Mobility is one of our most important needs, one we often take for granted until it is threatened or lost. The COVID-19 pandemic presents such a threat. The potential of exposure to the coronavirus on public transit contributed to government and employer mandates to work from home, especially in big cities, where transit was the main mode of commuting. In March 2020, transit ridership crashed nationwide.
As lockdowns lifted, transit ridership was slow to rebound because scientific evidence indicated a need to avoid crowded spaces. Many employers have maintained work- from-home policies as a result. For instance, the Washington, D.C. Metro transit system carried 626,000 passengers per day before the pandemic. By the beginning of September 2020, it carried a mere 77,000 passengers.
If this situation continues, transit agencies will likely face a funding crisis. If municipal, state, and federal governments respond with bailouts, agencies may stave off disaster, but important questions remain as to whether the money will be spent wisely.
Even as life begins to return to “normal” thanks to the COVID vaccines and effective treatments, commuting patterns nevertheless have changed forever as a result of so many employers changing their working conditions to allow employees to work from home.
Intracity travel may change as well. Employees who are in the office may go to fewer meetings outside the workplace, and may still be wary of mass transit. In that respect, cities may want to encourage innovative solutions, such as bike or scooter sharing. Federal law should not get in the way of such solutions.
Ridesharing is more difficult, given the presence of a stranger in the car, but is still preferable to transit. That means that regulations that make ridesharing more expensive, however well-intended, are a bad idea in such circumstances. For instance, California’s AB5 law, which classifies rideshare drivers—who work as independent contractors—as employees, has resulted in freelancers across a wide array of occupations being unable to work from home.

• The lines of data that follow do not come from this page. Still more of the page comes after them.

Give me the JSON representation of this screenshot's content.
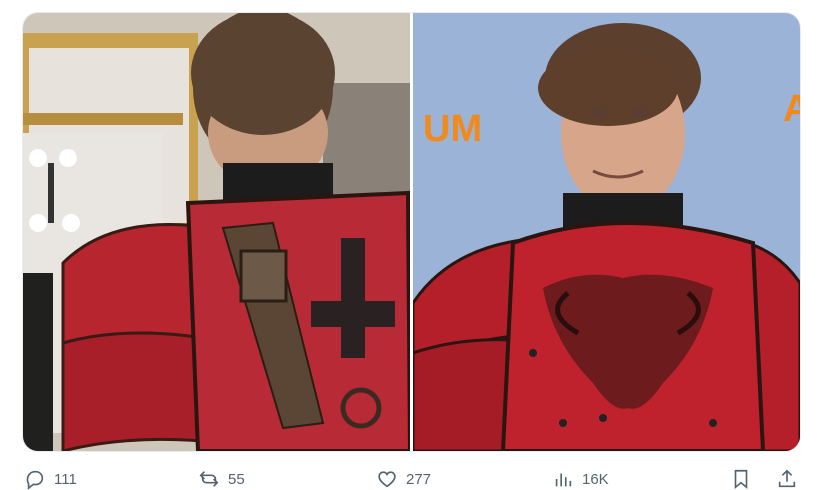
{
  "tweet": {
    "media": [
      {
        "alt": "back-view-red-armor-photo"
      },
      {
        "alt": "front-view-red-armor-photo",
        "background_text": "UM"
      }
    ],
    "actions": {
      "replies": "111",
      "retweets": "55",
      "likes": "277",
      "views": "16K"
    }
  },
  "colors": {
    "icon_gray": "#536471",
    "armor_red": "#b0202a",
    "backdrop_blue": "#9ab3d6",
    "backdrop_orange_text": "#f08a1c"
  }
}
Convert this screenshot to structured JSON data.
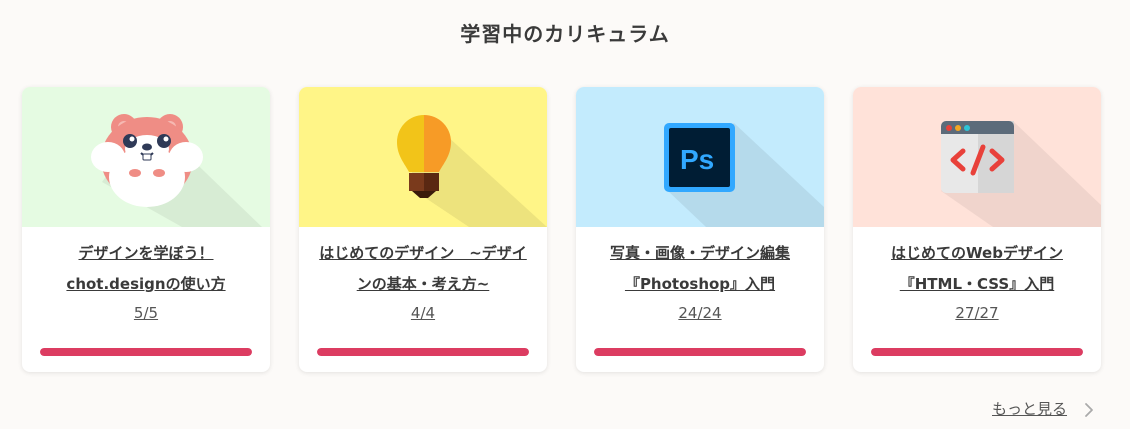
{
  "section": {
    "title": "学習中のカリキュラム"
  },
  "courses": [
    {
      "title_line1": "デザインを学ぼう！",
      "title_line2": "chot.designの使い方",
      "progress_text": "5/5",
      "progress_fraction": 1.0,
      "thumb_bg": "#e5fbe2",
      "icon": "hamster-icon"
    },
    {
      "title_line1": "はじめてのデザイン　~デザイ",
      "title_line2": "ンの基本・考え方~",
      "progress_text": "4/4",
      "progress_fraction": 1.0,
      "thumb_bg": "#fff587",
      "icon": "lightbulb-icon"
    },
    {
      "title_line1": "写真・画像・デザイン編集",
      "title_line2": "『Photoshop』入門",
      "progress_text": "24/24",
      "progress_fraction": 1.0,
      "thumb_bg": "#c3ebfd",
      "icon": "photoshop-icon"
    },
    {
      "title_line1": "はじめてのWebデザイン",
      "title_line2": "『HTML・CSS』入門",
      "progress_text": "27/27",
      "progress_fraction": 1.0,
      "thumb_bg": "#ffe2d9",
      "icon": "browser-code-icon"
    }
  ],
  "more": {
    "label": "もっと見る"
  },
  "colors": {
    "accent": "#dc3c61",
    "page_bg": "#fcfaf8"
  }
}
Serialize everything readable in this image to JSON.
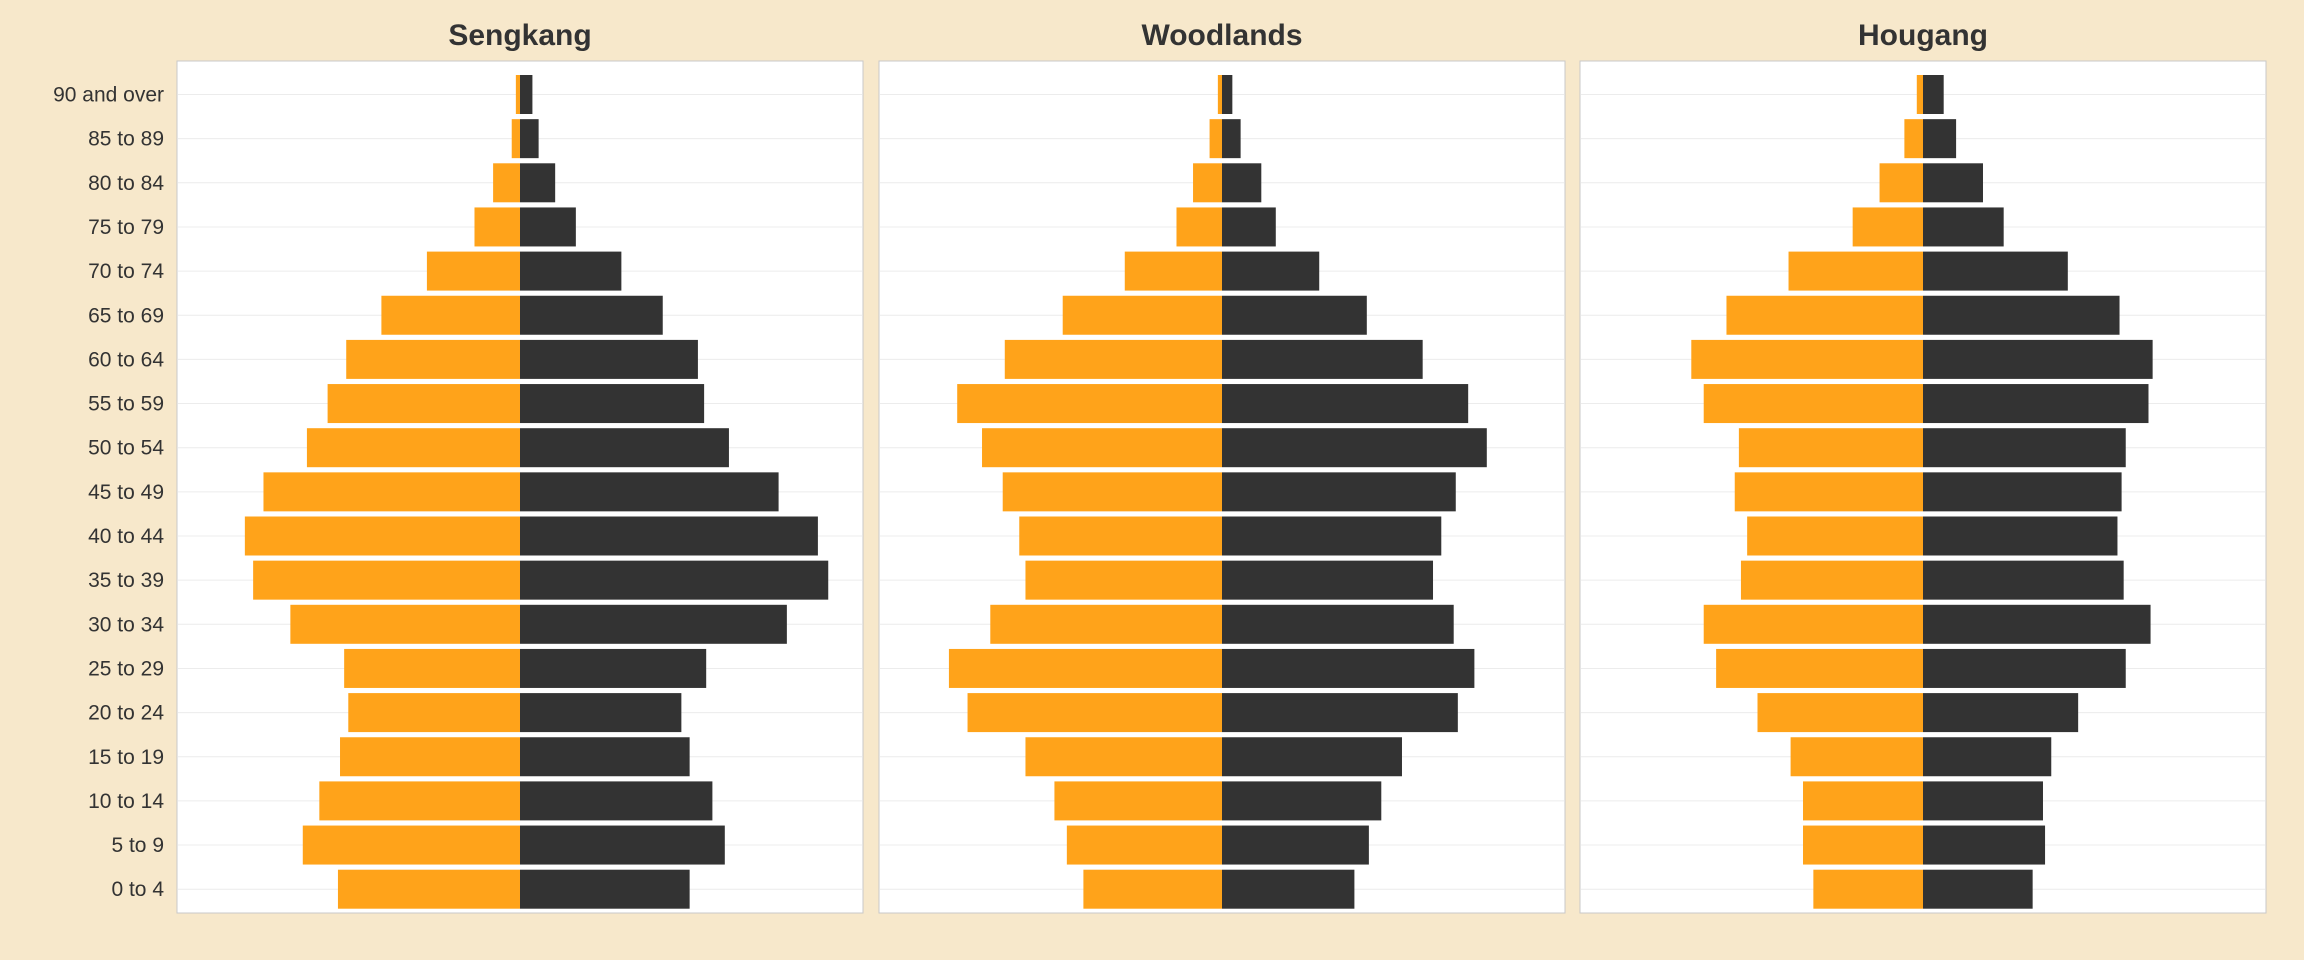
{
  "chart_data": {
    "type": "bar",
    "subtype": "population-pyramid",
    "categories": [
      "0 to 4",
      "5 to 9",
      "10 to 14",
      "15 to 19",
      "20 to 24",
      "25 to 29",
      "30 to 34",
      "35 to 39",
      "40 to 44",
      "45 to 49",
      "50 to 54",
      "55 to 59",
      "60 to 64",
      "65 to 69",
      "70 to 74",
      "75 to 79",
      "80 to 84",
      "85 to 89",
      "90 and over"
    ],
    "colors": {
      "left": "#ffa31a",
      "right": "#333333",
      "panel_bg": "#ffffff",
      "figure_bg": "#f7e8cb"
    },
    "grid": true,
    "xlim": [
      -16000,
      16000
    ],
    "panels": [
      {
        "title": "Sengkang",
        "series": [
          {
            "side": "left",
            "values": [
              8800,
              10500,
              9700,
              8700,
              8300,
              8500,
              11100,
              12900,
              13300,
              12400,
              10300,
              9300,
              8400,
              6700,
              4500,
              2200,
              1300,
              400,
              200
            ]
          },
          {
            "side": "right",
            "values": [
              8200,
              9900,
              9300,
              8200,
              7800,
              9000,
              12900,
              14900,
              14400,
              12500,
              10100,
              8900,
              8600,
              6900,
              4900,
              2700,
              1700,
              900,
              600
            ]
          }
        ]
      },
      {
        "title": "Woodlands",
        "series": [
          {
            "side": "left",
            "values": [
              6700,
              7500,
              8100,
              9500,
              12300,
              13200,
              11200,
              9500,
              9800,
              10600,
              11600,
              12800,
              10500,
              7700,
              4700,
              2200,
              1400,
              600,
              200
            ]
          },
          {
            "side": "right",
            "values": [
              6400,
              7100,
              7700,
              8700,
              11400,
              12200,
              11200,
              10200,
              10600,
              11300,
              12800,
              11900,
              9700,
              7000,
              4700,
              2600,
              1900,
              900,
              500
            ]
          }
        ]
      },
      {
        "title": "Hougang",
        "series": [
          {
            "side": "left",
            "values": [
              5300,
              5800,
              5800,
              6400,
              8000,
              10000,
              10600,
              8800,
              8500,
              9100,
              8900,
              10600,
              11200,
              9500,
              6500,
              3400,
              2100,
              900,
              300
            ]
          },
          {
            "side": "right",
            "values": [
              5300,
              5900,
              5800,
              6200,
              7500,
              9800,
              11000,
              9700,
              9400,
              9600,
              9800,
              10900,
              11100,
              9500,
              7000,
              3900,
              2900,
              1600,
              1000
            ]
          }
        ]
      }
    ]
  }
}
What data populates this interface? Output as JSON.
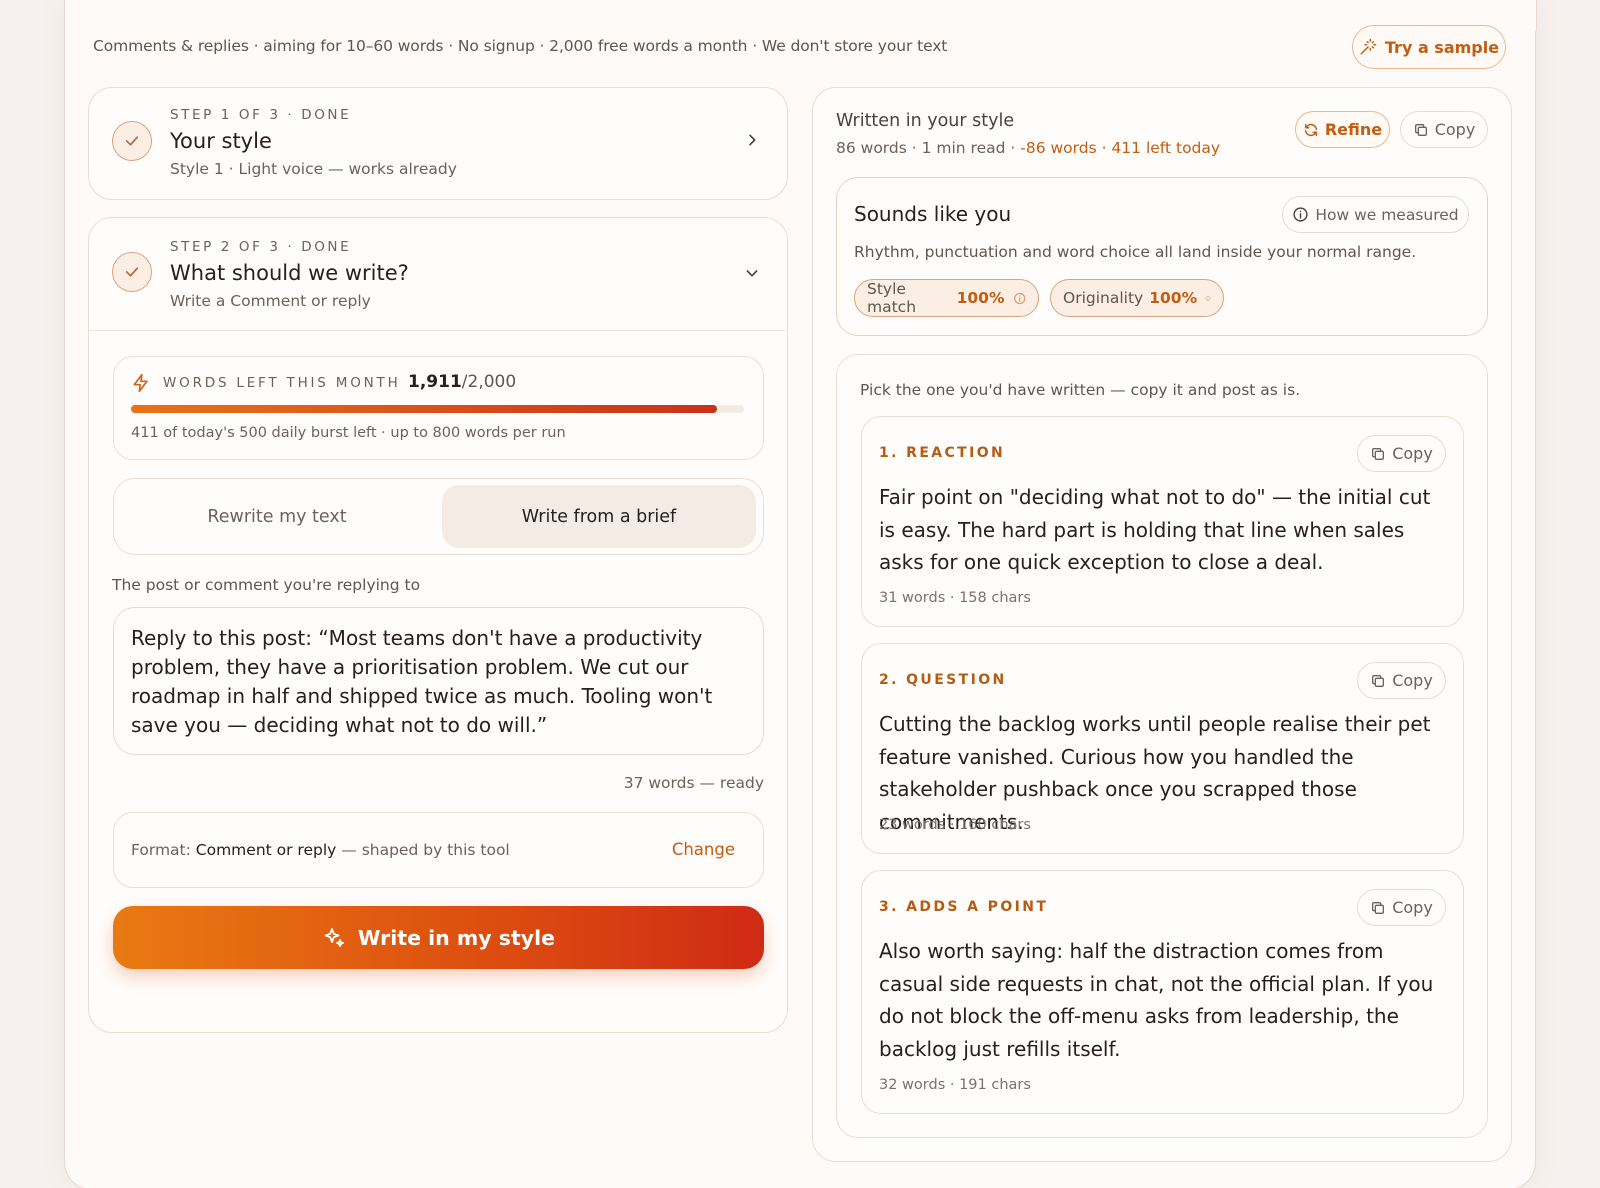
{
  "header": {
    "note": "Comments & replies · aiming for 10–60 words · No signup · 2,000 free words a month · We don't store your text",
    "sample_label": "Try a sample"
  },
  "step1": {
    "eyebrow": "STEP 1 OF 3 · DONE",
    "title": "Your style",
    "subtitle": "Style 1 · Light voice — works already"
  },
  "step2": {
    "eyebrow": "STEP 2 OF 3 · DONE",
    "title": "What should we write?",
    "subtitle": "Write a Comment or reply"
  },
  "quota": {
    "label": "WORDS LEFT THIS MONTH",
    "used": "1,911",
    "total": "/2,000",
    "fill_fraction": 0.9555,
    "note": "411 of today's 500 daily burst left · up to 800 words per run"
  },
  "mode": {
    "options": [
      "Rewrite my text",
      "Write from a brief"
    ],
    "selected": "Write from a brief"
  },
  "input": {
    "label": "The post or comment you're replying to",
    "value": "Reply to this post: “Most teams don't have a productivity problem, they have a prioritisation problem. We cut our roadmap in half and shipped twice as much. Tooling won't save you — deciding what not to do will.”",
    "counter": "37 words — ready"
  },
  "format": {
    "prefix": "Format:",
    "value": "Comment or reply",
    "suffix": "— shaped by this tool",
    "change_label": "Change"
  },
  "write_button": "Write in my style",
  "result": {
    "title": "Written in your style",
    "meta_plain": "86 words · 1 min read ·",
    "meta_accent": "-86 words · 411 left today",
    "refine_label": "Refine",
    "copy_label": "Copy"
  },
  "sounds": {
    "title": "Sounds like you",
    "how_label": "How we measured",
    "description": "Rhythm, punctuation and word choice all land inside your normal range.",
    "badges": [
      {
        "label": "Style match",
        "value": "100%"
      },
      {
        "label": "Originality",
        "value": "100%"
      }
    ]
  },
  "options": {
    "intro": "Pick the one you'd have written — copy it and post as is.",
    "copy_label": "Copy",
    "items": [
      {
        "label": "1. REACTION",
        "text": "Fair point on \"deciding what not to do\" — the initial cut is easy. The hard part is holding that line when sales asks for one quick exception to close a deal.",
        "meta": "31 words · 158 chars"
      },
      {
        "label": "2. QUESTION",
        "text": "Cutting the backlog works until people realise their pet feature vanished. Curious how you handled the stakeholder pushback once you scrapped those commitments.",
        "meta": "23 words · 160 chars"
      },
      {
        "label": "3. ADDS A POINT",
        "text": "Also worth saying: half the distraction comes from casual side requests in chat, not the official plan. If you do not block the off-menu asks from leadership, the backlog just refills itself.",
        "meta": "32 words · 191 chars"
      }
    ]
  },
  "colors": {
    "accent": "#c25e12",
    "gradient_start": "#e97a12",
    "gradient_end": "#cf2a15",
    "border": "#eddcd2"
  }
}
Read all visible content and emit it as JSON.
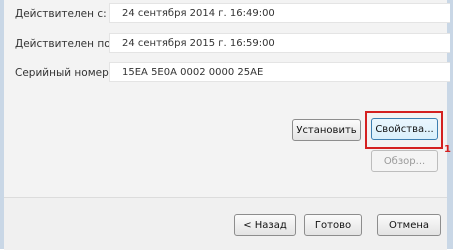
{
  "fields": [
    {
      "label": "Действителен с:",
      "value": "24 сентября 2014 г. 16:49:00"
    },
    {
      "label": "Действителен по:",
      "value": "24 сентября 2015 г. 16:59:00"
    },
    {
      "label": "Серийный номер:",
      "value": "15EA 5E0A 0002 0000 25AE"
    }
  ],
  "buttons": {
    "install": "Установить",
    "properties": "Свойства...",
    "browse": "Обзор..."
  },
  "footer": {
    "back": "< Назад",
    "finish": "Готово",
    "cancel": "Отмена"
  },
  "annotation": "1",
  "colors": {
    "highlight": "#d42020",
    "field_bg": "#ffffff",
    "dialog_bg": "#f3f3f3"
  }
}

That statute suggests that the mass transit model adopted by many American cities may no longer be sustainable. Therefore, policies that encourage the adoption of mass transit by other cities, often for environmental reasons, are inappropriate for this changed environment.
The ramifications for highway transportation remain to be seen. If and when they resume commuting, Americans will feel safer commuting to work in their cars rather than using mass transit. Such a modal shift could lead to much greater congestion, and its attendant problems, if sufficient people were to return to the office that way. There are signs that may already be happening. Therefore, policies aimed at alleviating congestion by encouraging a shift to transit may prove ineffective.
For the preceding reasons, municipal, state, and federal authorities need to consider other options. A telework tax, for example, will likely prove disastrous, driving employers out of a city for good while creating a moral hazard by encouraging employers to avoid paying it by requiring in-office attendance.
That suggests that federal transportation policy—at least in so far as it relates to commuting and transit use—requires a thorough and comprehensive review.